How’s your alignment?

Our pastor spoke on Sunday, Father’s Day, about “The Power of a Praying Father”, and I was so blessed.  I am writing in the hope that I can solicit a group that will cover fathers in prayer during these summer months as many families are preparing for the next school year.  My specific prayer is for fathers to receive, submit to, and then share a God-given vision for their families.  In conjunction with that, I pray for myself and for other wives that we are receptive and submissive (yes, it’s the dreaded “s” word) enough to partner with their husbands in carrying this vision forth.

Let me say first that I write this with an understanding that there are men who teach in their homes, my awesome cousin being one of them.  If there are men reading, you might have to bring a different balance to my comments.

My pastor’s statement about men casting forth vision in their homes and consequently changing the environment struck me.  I couldn’t help but reflect on the number of women I know whose husbands are either clueless as to what goes on in their homeschooling world, or whose husbands are antagonistic about the whole endeavor.   I wonder how many of us are in line with his vision for the family. Now some of you who will say, “My husband never casts a vision about anything!”   I challenge that thinking by saying that our husbands tell us their visions all the time, but we may have to tune ours ears differently to hear the words in light of what we’re trying to accomplish on a day-to-day basis.  As a personal example, I’m blessed to have a husband who takes an active role in our studies and is genuinely curious about what we do.  I sometimes will share with him stories I read or hear of other homeschoolers, and he says repeatedly, “God forbid we have to put the kids in a private or public school, I just don’t want them to be behind in any way.”    I consider this a critical piece of his homeschooling vision, and if I align myself with it, I know that he’s uncomfortable with learning gaps, and certain learning approaches won’t work for him.  I could argue the value of those approaches and decide rebelliously to “do my own thing”, but why create a situation where he’s uncomfortable?   In addition, when a co-worker/peer/client asks him about his kids and their education, he has to defend a decision he’s uncomfortable with to a society that’s even more skeptical.  Why set the stage for that?

Romans 12:1-2 tells us to not be conformed to this world, but transformed by the renewing of our minds.   The world’s plan for our schools says to pour resources into planning, buy the best curriculum, teach, test, and start the loop all over again.  God’s word teaches us order:  there is a spiritual head (God), and there is an earthly head (man).

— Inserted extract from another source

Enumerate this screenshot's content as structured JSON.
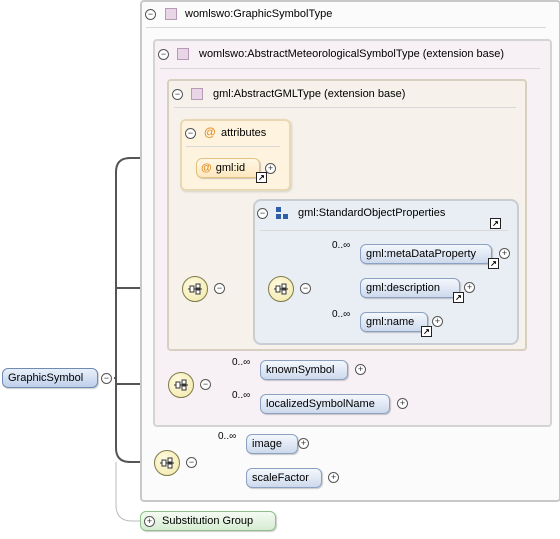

We have such an opportunity through educating at home to truly pour into our children.  Prior to putting any book before them, I invite you to put before them a household that is ready, through an aligned vision and prayer (more on that later) to take on the monumental task of developing God’s next world changers.  Ask your husband about what he sees for the family’s future and then listen.  Just listen.  Then pray for God to deal with you both about the vision–if it’s out of kilter with His will, He will adjust it.  If the vision is in His will but out of your will, He will adjust you.   Lord, I would ask, why am I hearing this?  How should I use this information?  It just takes a step of surrender to Godly alignment and then trusting God for the rest.  I am a living witness that it works.

How important is alignment?   My pastor pointed this out, and you may have already known it, but it was a revelation for me.   We often think of Eve as willfully disobedient and/or disrespectful as she yielded to the serpent’s tempting regarding the fruit of the forbidden tree.  When the Lord gave Adam instruction regarding the trees of the garden (Genesis 2:16-17), Eve wasn’t even there!  The scripture says that He commanded the man. We never read where Adam shared with Eve what the Lord had told him.  Was Eve disobedient, or could it be that she was ignorant of the vision?  In light of these thoughts, think about this: how much happiness, peace, and joy are we missing out on because we don’t know the vision?

God bless you today and always.